Topics: Ethnicity and Race, Economic Geography, Economic Geography
Keywords: ethnic minority, income inequality, Canada, Urban
Session Type: Paper
Start / End Time: 1:20 PM / 3:00 PM
Room: Grand Ballroom A, Astor, 2nd Floor
Presentation File: No File Uploaded

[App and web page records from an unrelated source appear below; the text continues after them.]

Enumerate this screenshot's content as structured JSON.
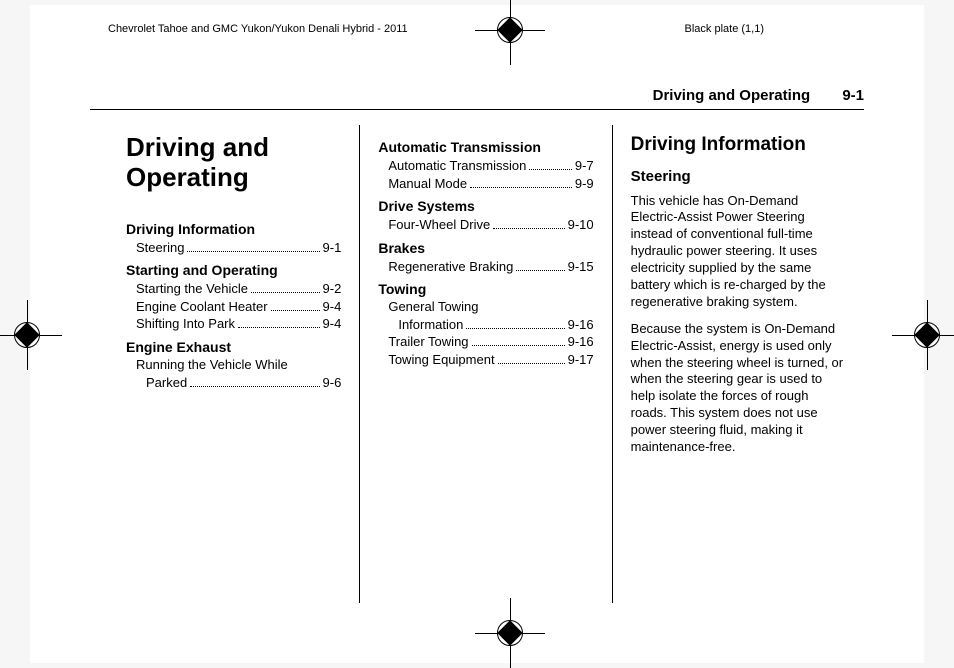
{
  "header": {
    "left": "Chevrolet Tahoe and GMC Yukon/Yukon Denali Hybrid - 2011",
    "right": "Black plate (1,1)"
  },
  "running": {
    "section": "Driving and Operating",
    "page": "9-1"
  },
  "chapterTitle": "Driving and Operating",
  "toc1": [
    {
      "head": "Driving Information",
      "items": [
        {
          "label": "Steering",
          "page": "9-1"
        }
      ]
    },
    {
      "head": "Starting and Operating",
      "items": [
        {
          "label": "Starting the Vehicle",
          "page": "9-2"
        },
        {
          "label": "Engine Coolant Heater",
          "page": "9-4"
        },
        {
          "label": "Shifting Into Park",
          "page": "9-4"
        }
      ]
    },
    {
      "head": "Engine Exhaust",
      "items": [
        {
          "label": "Running the Vehicle While Parked",
          "page": "9-6",
          "wrap": true
        }
      ]
    }
  ],
  "toc2": [
    {
      "head": "Automatic Transmission",
      "items": [
        {
          "label": "Automatic Transmission",
          "page": "9-7"
        },
        {
          "label": "Manual Mode",
          "page": "9-9"
        }
      ]
    },
    {
      "head": "Drive Systems",
      "items": [
        {
          "label": "Four-Wheel Drive",
          "page": "9-10"
        }
      ]
    },
    {
      "head": "Brakes",
      "items": [
        {
          "label": "Regenerative Braking",
          "page": "9-15"
        }
      ]
    },
    {
      "head": "Towing",
      "items": [
        {
          "label": "General Towing Information",
          "page": "9-16",
          "wrap": true
        },
        {
          "label": "Trailer Towing",
          "page": "9-16"
        },
        {
          "label": "Towing Equipment",
          "page": "9-17"
        }
      ]
    }
  ],
  "body": {
    "h2": "Driving Information",
    "h3": "Steering",
    "p1": "This vehicle has On-Demand Electric-Assist Power Steering instead of conventional full-time hydraulic power steering. It uses electricity supplied by the same battery which is re-charged by the regenerative braking system.",
    "p2": "Because the system is On-Demand Electric-Assist, energy is used only when the steering wheel is turned, or when the steering gear is used to help isolate the forces of rough roads. This system does not use power steering fluid, making it maintenance-free."
  }
}
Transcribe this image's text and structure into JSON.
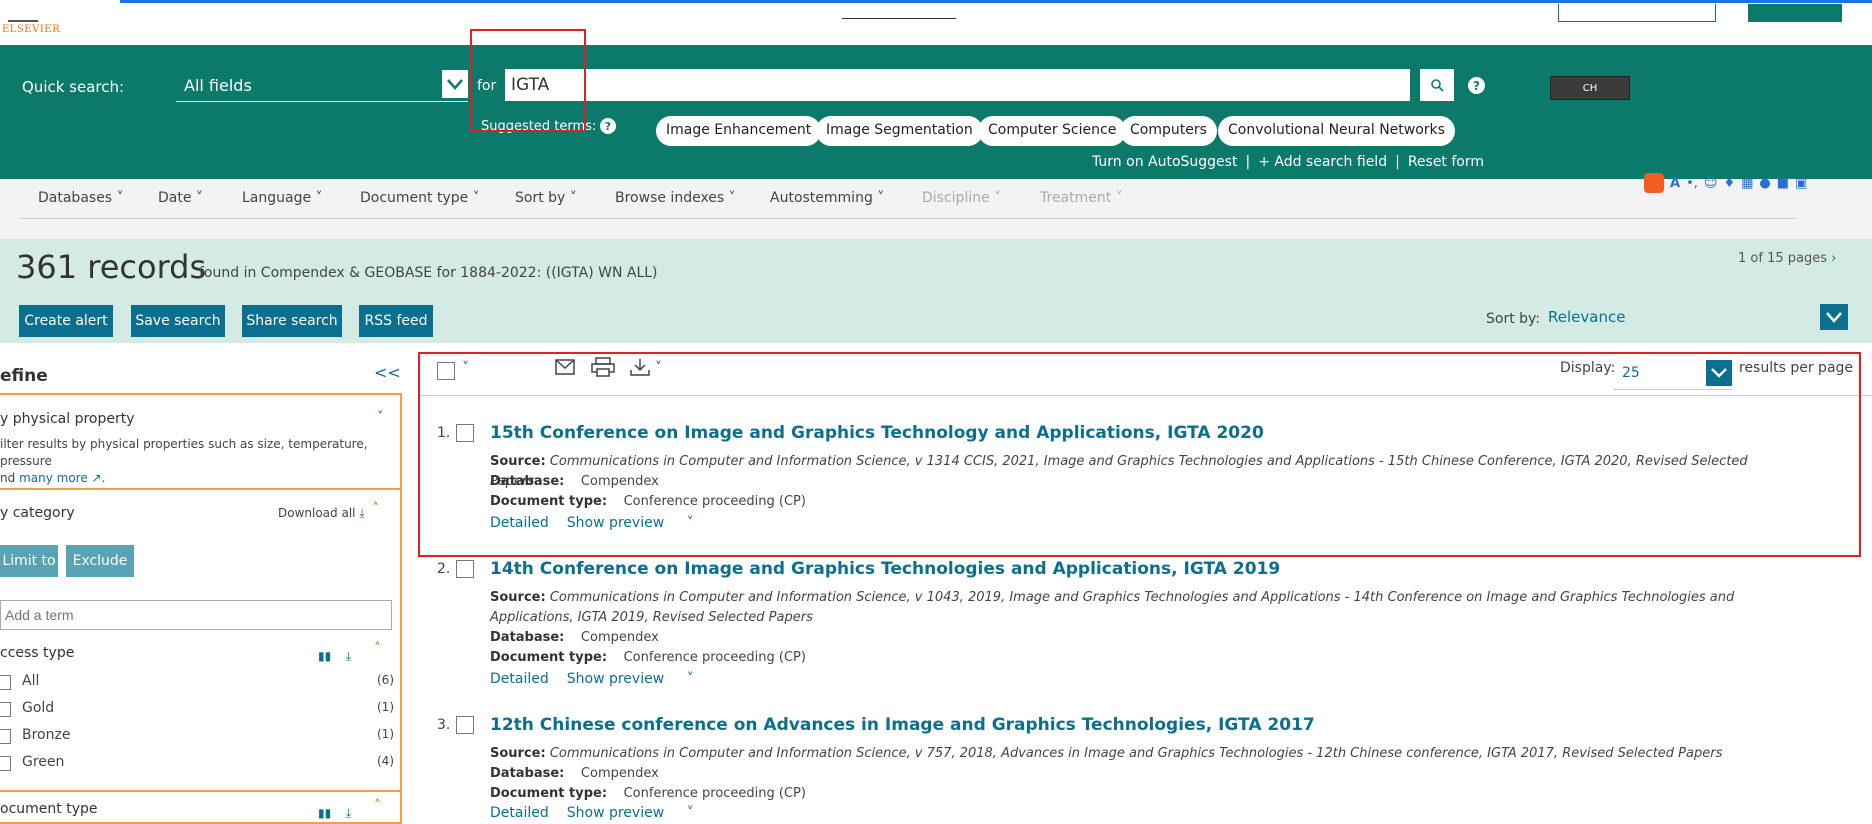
{
  "logo": {
    "text": "ELSEVIER"
  },
  "quick_search": {
    "label": "Quick search:",
    "field": "All fields",
    "for_label": "for",
    "query": "IGTA",
    "help": "?"
  },
  "suggested": {
    "label": "Suggested terms:",
    "terms": [
      "Image Enhancement",
      "Image Segmentation",
      "Computer Science",
      "Computers",
      "Convolutional Neural Networks"
    ]
  },
  "search_links": {
    "autosuggest": "Turn on AutoSuggest",
    "sep": "|",
    "add_field": "+ Add search field",
    "reset": "Reset form"
  },
  "ime_widget": {
    "label": "CH"
  },
  "nav": {
    "items": [
      "Databases",
      "Date",
      "Language",
      "Document type",
      "Sort by",
      "Browse indexes",
      "Autostemming"
    ],
    "disabled": [
      "Discipline",
      "Treatment"
    ]
  },
  "results_header": {
    "count": "361 records",
    "found_text": "found in Compendex & GEOBASE for 1884-2022: ((IGTA) WN ALL)",
    "pages": "1 of 15 pages",
    "buttons": [
      "Create alert",
      "Save search",
      "Share search",
      "RSS feed"
    ],
    "sort_label": "Sort by:",
    "sort_value": "Relevance"
  },
  "sidebar": {
    "title": "efine",
    "collapse": "<<",
    "physical": {
      "title": "y physical property",
      "desc": "ilter results by physical properties such as size, temperature, pressure",
      "desc2": "nd",
      "more": "many more"
    },
    "category": {
      "title": "y category",
      "download_all": "Download all"
    },
    "limit_label": "Limit to",
    "exclude_label": "Exclude",
    "term_placeholder": "Add a term",
    "access": {
      "title": "ccess type",
      "items": [
        {
          "label": "All",
          "count": "(6)"
        },
        {
          "label": "Gold",
          "count": "(1)"
        },
        {
          "label": "Bronze",
          "count": "(1)"
        },
        {
          "label": "Green",
          "count": "(4)"
        }
      ]
    },
    "doctype": {
      "title": "ocument type"
    }
  },
  "toolbar": {
    "display_label": "Display:",
    "display_value": "25",
    "rpp_label": "results per page"
  },
  "results": [
    {
      "num": "1.",
      "title": "15th Conference on Image and Graphics Technology and Applications, IGTA 2020",
      "source_label": "Source:",
      "source": "Communications in Computer and Information Science, v 1314 CCIS, 2021, Image and Graphics Technologies and Applications - 15th Chinese Conference, IGTA 2020, Revised Selected Papers",
      "database_label": "Database:",
      "database": "Compendex",
      "doctype_label": "Document type:",
      "doctype": "Conference proceeding (CP)",
      "detailed": "Detailed",
      "preview": "Show preview"
    },
    {
      "num": "2.",
      "title": "14th Conference on Image and Graphics Technologies and Applications, IGTA 2019",
      "source_label": "Source:",
      "source": "Communications in Computer and Information Science, v 1043, 2019, Image and Graphics Technologies and Applications - 14th Conference on Image and Graphics Technologies and Applications, IGTA 2019, Revised Selected Papers",
      "database_label": "Database:",
      "database": "Compendex",
      "doctype_label": "Document type:",
      "doctype": "Conference proceeding (CP)",
      "detailed": "Detailed",
      "preview": "Show preview"
    },
    {
      "num": "3.",
      "title": "12th Chinese conference on Advances in Image and Graphics Technologies, IGTA 2017",
      "source_label": "Source:",
      "source": "Communications in Computer and Information Science, v 757, 2018, Advances in Image and Graphics Technologies - 12th Chinese conference, IGTA 2017, Revised Selected Papers",
      "database_label": "Database:",
      "database": "Compendex",
      "doctype_label": "Document type:",
      "doctype": "Conference proceeding (CP)",
      "detailed": "Detailed",
      "preview": "Show preview"
    }
  ],
  "colors": {
    "brand_green": "#0b7a6b",
    "link_blue": "#0b6f8f",
    "results_band": "#d4ebe4",
    "annotation_red": "#e02020",
    "sidebar_orange": "#f0a040"
  }
}
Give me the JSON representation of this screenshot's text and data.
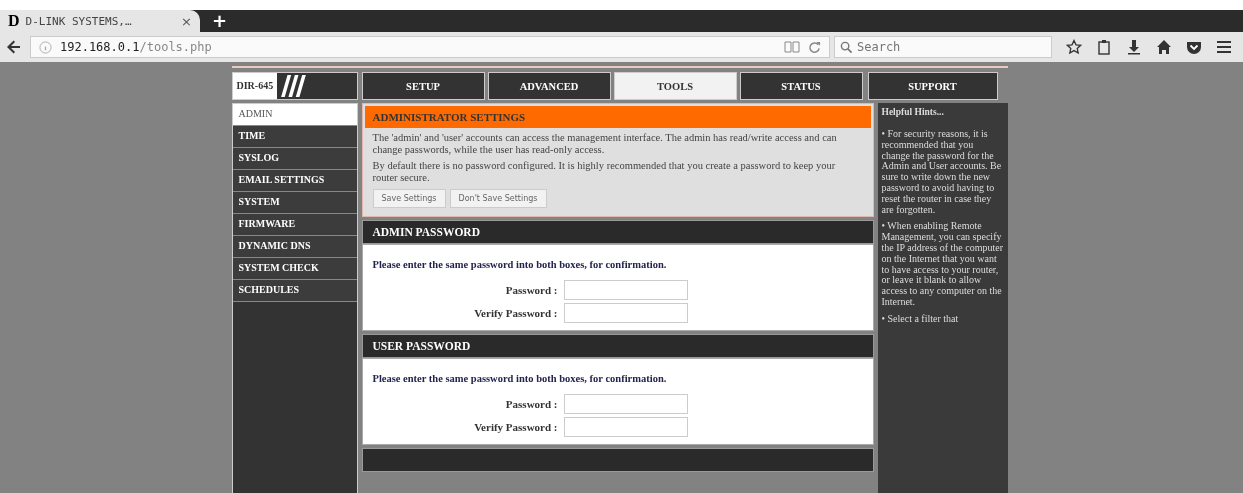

Canada has experienced a rapid increase in income inequality since the 1990s’. As income inequality is critically associated with a country’s economic and social health, researchers have made a substantial contribution to understanding income inequalities both spatially and non-spatially. By focusing on the major Canadian metropolitan areas, research to date has identified trends of the changes in income disparities over space and time. However, the locations on which the studies were conducted also experience a substantial immigrant population influx, predominantly fom Asian countries, which is changing the social geography of the Canadian metropolis. Since immigrant brings in different skill sets and abilities, cultural values, and preferences, the relationship between income inequality and ethnic minorities may differ from the Canadians living in the country for life. However, no effort is noticed that explores the ethnic dimension of income inequality in Canada that will be essential to plan for a complete community. This study evaluates income inequality by ethnic origin for the major Canadian municipalities and identifies the trends from 1986 to 2011 using the Canadian Census and the National Household Survey data. The correlates explaining the relationship are also explored in the study. The findings suggest a considerable difference in income disparity status by ethnicity, which also varies across municipalities. The study establishes the current situation of income inequality among the ethnic minority groups and provides a platform to investigate further and unfold the underlying dynamics.